US March EG rolls over, DEG rises, TEG falls

14 March 2014 22:54 Source:ICIS News

NEW YORK (ICIS)--US ethylene glycol (EG) contract prices for March rolled over, sources said on Friday.

EG industrial-grade (EGI) contract prices were rolled over at 53-54 cents/lb ($1,168-1,190/tonne) FOB (free on board) in March from February, market sources confirmed.

EG fibre-grade (EGF) contract prices for March were also rolled over at 49-50 cents/lb FOB from February.

The steady price trend follows Asia MEG contract pricing, which remained steady in March from the previous month.

For the purpose of the ICIS assessment, US contract prices represent levels paid by distributors on an FOB plant basis prior to any discounts, incentives or terminal upcharges.

Diethylene glycol (DEG) contract prices for March were assessed up by 2 cents/lb to 55-59 cents/lb FOB from 53-57 cents/lb FOB in February.

Several sources confirmed that their prices increased on the back of the market tightening from significant volumes exported in the last two months of 2013. Those exports have taken a hefty amount of material off the US market as US suppliers took advantage of a boost in demand and stronger pricing in Asia at that time.

Demand was strong particularly in China, where DEG was needed for the increased production of solar powered cells and to fulfil unsaturated polyester resin (UPR) demand, according to market sources.

Triethylene glycol (TEG) contract values for March fell from the previous month as demand has begun to decline.

TEG prices are at 91-122 cents/lb FOB from 112-123 cents/lb FOB in February.

At least one producer said it has been reducing its TEG prices since January because it had already been seeing demand come down.

TEG prices are expected to fall even more drastically from now through the summer, which is the off season for TEG. Prices typically fall as low as 80 cents/lb FOB in the off season to close any arbitrage window from cheaper imports, market sources have said.

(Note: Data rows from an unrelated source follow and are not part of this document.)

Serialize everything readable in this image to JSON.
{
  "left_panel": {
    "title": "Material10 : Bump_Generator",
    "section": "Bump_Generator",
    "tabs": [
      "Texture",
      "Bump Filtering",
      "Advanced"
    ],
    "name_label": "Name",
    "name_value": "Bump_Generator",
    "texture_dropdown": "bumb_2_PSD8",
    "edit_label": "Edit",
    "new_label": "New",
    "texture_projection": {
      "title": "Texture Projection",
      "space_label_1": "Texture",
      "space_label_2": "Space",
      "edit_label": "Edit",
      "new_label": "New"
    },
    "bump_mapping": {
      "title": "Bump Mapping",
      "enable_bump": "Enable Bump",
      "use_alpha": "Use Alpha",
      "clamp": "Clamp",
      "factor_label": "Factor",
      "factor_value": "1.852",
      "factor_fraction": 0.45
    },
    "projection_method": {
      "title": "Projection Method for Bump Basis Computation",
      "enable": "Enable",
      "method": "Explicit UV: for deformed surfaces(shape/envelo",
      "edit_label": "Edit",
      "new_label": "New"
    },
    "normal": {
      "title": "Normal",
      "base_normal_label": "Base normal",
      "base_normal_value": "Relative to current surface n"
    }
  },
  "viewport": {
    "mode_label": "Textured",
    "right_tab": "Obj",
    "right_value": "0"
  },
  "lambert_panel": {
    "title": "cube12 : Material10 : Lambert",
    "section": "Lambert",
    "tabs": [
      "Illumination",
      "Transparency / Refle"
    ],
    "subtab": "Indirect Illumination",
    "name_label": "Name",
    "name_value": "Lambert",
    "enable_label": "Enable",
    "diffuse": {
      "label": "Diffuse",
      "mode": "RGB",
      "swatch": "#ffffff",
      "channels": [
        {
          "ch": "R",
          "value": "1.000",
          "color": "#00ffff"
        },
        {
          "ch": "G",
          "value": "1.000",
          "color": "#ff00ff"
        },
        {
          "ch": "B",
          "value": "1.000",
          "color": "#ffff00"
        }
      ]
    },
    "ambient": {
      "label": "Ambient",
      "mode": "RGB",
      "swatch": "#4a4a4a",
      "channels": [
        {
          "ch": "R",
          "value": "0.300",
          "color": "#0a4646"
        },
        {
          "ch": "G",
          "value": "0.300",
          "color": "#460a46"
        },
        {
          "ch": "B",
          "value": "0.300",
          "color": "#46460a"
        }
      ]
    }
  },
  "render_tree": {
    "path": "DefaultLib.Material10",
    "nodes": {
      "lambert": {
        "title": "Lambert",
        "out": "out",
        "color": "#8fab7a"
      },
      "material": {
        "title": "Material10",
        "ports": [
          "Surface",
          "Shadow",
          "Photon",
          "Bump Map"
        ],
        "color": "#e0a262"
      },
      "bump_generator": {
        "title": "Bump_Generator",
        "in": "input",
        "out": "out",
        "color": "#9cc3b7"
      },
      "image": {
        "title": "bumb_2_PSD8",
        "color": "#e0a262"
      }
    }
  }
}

Major EG producers in the US include BASF, Dow Chemical, Eastman Chemical, Formosa Plastics, Huntsman, Indorama Ventures, LyondellBasell and Shell Chemical.

By Feliza Mirasol